WHAT NEEDS TO BE DONE: Show me every line in the listing that has the word "DarkGray".

TASK DATA:
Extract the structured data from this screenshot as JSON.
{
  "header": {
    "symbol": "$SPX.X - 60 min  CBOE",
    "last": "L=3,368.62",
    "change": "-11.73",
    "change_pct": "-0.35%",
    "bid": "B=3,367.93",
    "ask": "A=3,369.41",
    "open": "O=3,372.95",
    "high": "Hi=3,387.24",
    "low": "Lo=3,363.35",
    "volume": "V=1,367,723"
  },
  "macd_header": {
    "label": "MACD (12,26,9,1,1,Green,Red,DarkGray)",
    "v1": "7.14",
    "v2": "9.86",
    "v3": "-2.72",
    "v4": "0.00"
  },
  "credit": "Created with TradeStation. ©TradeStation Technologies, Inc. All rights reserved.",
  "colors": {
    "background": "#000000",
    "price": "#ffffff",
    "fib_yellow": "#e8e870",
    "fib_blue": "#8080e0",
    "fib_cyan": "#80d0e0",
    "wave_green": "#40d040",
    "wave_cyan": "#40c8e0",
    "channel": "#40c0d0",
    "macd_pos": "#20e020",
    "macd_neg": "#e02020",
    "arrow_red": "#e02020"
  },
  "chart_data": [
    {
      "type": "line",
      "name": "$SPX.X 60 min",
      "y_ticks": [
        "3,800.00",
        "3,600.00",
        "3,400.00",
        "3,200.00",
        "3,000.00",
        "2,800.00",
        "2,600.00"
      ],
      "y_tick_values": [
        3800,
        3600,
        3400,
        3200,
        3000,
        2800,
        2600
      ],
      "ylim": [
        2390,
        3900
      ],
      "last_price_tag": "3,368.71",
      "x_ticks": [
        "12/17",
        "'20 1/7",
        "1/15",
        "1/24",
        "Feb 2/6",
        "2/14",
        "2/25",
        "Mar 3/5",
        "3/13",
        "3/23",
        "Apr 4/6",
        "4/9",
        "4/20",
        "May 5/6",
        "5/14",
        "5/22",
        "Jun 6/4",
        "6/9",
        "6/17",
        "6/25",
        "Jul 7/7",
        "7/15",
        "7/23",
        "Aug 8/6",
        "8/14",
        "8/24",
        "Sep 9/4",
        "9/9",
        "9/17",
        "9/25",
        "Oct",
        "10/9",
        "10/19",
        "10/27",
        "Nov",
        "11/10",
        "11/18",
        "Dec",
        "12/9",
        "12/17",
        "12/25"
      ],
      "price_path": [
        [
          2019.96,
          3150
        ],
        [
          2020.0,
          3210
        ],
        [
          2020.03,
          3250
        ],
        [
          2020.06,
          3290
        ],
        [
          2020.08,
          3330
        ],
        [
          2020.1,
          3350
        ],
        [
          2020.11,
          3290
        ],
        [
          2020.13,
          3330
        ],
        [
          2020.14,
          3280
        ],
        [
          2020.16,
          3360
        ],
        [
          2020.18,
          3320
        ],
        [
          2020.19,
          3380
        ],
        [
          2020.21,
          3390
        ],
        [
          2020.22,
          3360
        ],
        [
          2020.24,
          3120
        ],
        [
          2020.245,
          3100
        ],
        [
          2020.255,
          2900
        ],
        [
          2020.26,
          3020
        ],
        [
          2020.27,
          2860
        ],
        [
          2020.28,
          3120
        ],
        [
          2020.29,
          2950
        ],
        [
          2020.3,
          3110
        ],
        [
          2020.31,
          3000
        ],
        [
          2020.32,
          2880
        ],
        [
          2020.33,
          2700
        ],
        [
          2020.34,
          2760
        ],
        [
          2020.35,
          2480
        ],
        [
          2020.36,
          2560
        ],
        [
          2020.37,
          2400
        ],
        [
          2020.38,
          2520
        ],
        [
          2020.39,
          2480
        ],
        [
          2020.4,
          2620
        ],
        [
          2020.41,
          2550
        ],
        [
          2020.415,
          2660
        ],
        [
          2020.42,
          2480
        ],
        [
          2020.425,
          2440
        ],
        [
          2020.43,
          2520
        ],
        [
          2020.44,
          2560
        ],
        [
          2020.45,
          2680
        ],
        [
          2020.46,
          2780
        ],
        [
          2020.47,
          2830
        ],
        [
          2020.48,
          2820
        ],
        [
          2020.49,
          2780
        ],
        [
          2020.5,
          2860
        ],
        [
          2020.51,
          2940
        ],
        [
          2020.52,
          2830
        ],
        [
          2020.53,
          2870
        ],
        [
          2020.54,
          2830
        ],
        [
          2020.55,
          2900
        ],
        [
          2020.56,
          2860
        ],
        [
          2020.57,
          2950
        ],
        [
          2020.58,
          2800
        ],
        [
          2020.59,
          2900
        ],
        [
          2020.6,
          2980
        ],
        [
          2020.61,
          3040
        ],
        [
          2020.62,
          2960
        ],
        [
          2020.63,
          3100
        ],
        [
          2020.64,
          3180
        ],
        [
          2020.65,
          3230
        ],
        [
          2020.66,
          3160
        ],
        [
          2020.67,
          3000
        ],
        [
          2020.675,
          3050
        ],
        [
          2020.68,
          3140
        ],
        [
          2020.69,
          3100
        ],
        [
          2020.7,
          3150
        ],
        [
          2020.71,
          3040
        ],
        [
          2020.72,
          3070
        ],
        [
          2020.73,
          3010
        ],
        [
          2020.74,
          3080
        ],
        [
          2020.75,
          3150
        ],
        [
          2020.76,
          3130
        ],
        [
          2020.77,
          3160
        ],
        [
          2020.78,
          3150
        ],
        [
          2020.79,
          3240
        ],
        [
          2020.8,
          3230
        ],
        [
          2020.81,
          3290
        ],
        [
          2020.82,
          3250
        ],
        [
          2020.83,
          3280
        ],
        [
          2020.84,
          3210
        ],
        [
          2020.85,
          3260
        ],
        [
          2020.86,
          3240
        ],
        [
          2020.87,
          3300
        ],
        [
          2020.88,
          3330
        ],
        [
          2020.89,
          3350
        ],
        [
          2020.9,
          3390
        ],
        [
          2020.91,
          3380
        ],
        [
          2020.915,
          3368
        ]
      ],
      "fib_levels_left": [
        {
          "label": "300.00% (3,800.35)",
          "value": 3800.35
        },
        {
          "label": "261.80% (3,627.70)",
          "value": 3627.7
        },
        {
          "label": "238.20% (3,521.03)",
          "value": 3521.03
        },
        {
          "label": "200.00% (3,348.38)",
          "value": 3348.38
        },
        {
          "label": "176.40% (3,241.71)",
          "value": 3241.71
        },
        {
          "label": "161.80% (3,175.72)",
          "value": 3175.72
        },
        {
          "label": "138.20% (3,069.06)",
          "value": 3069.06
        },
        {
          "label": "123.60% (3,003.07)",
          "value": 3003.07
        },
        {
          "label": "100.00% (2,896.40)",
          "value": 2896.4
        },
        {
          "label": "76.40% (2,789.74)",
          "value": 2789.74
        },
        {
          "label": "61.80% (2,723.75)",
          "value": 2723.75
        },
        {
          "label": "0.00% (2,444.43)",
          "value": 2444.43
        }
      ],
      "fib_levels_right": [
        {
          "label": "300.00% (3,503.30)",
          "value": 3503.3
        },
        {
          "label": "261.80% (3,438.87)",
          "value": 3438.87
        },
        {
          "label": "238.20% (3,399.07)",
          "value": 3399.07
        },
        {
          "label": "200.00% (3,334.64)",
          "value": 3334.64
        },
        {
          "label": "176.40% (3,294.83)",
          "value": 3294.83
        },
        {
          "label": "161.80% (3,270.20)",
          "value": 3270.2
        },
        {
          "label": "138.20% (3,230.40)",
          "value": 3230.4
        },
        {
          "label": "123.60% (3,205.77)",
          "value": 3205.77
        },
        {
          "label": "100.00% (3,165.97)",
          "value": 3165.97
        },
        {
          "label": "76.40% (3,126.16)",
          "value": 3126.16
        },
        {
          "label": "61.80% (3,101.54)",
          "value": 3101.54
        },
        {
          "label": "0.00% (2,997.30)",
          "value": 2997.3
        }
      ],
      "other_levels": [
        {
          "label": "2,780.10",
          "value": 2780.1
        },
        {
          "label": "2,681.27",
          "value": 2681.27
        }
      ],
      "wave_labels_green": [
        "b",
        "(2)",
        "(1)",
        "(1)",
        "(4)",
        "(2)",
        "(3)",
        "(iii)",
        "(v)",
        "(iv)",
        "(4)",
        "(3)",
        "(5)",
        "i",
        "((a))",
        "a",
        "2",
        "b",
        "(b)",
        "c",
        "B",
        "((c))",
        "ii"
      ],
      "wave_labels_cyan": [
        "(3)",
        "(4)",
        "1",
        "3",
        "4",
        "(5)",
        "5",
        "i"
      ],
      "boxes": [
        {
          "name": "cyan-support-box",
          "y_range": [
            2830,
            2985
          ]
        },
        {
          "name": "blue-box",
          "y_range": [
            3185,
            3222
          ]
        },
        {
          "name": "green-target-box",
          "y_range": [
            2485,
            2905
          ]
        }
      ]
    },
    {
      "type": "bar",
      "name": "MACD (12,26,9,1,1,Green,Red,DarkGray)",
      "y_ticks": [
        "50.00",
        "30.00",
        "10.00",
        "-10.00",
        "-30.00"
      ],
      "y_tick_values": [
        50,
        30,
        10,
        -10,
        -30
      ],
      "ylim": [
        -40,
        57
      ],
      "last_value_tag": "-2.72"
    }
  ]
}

EXERCISE RESPONSE:
    "label": "MACD (12,26,9,1,1,Green,Red,DarkGray)",
      "name": "MACD (12,26,9,1,1,Green,Red,DarkGray)",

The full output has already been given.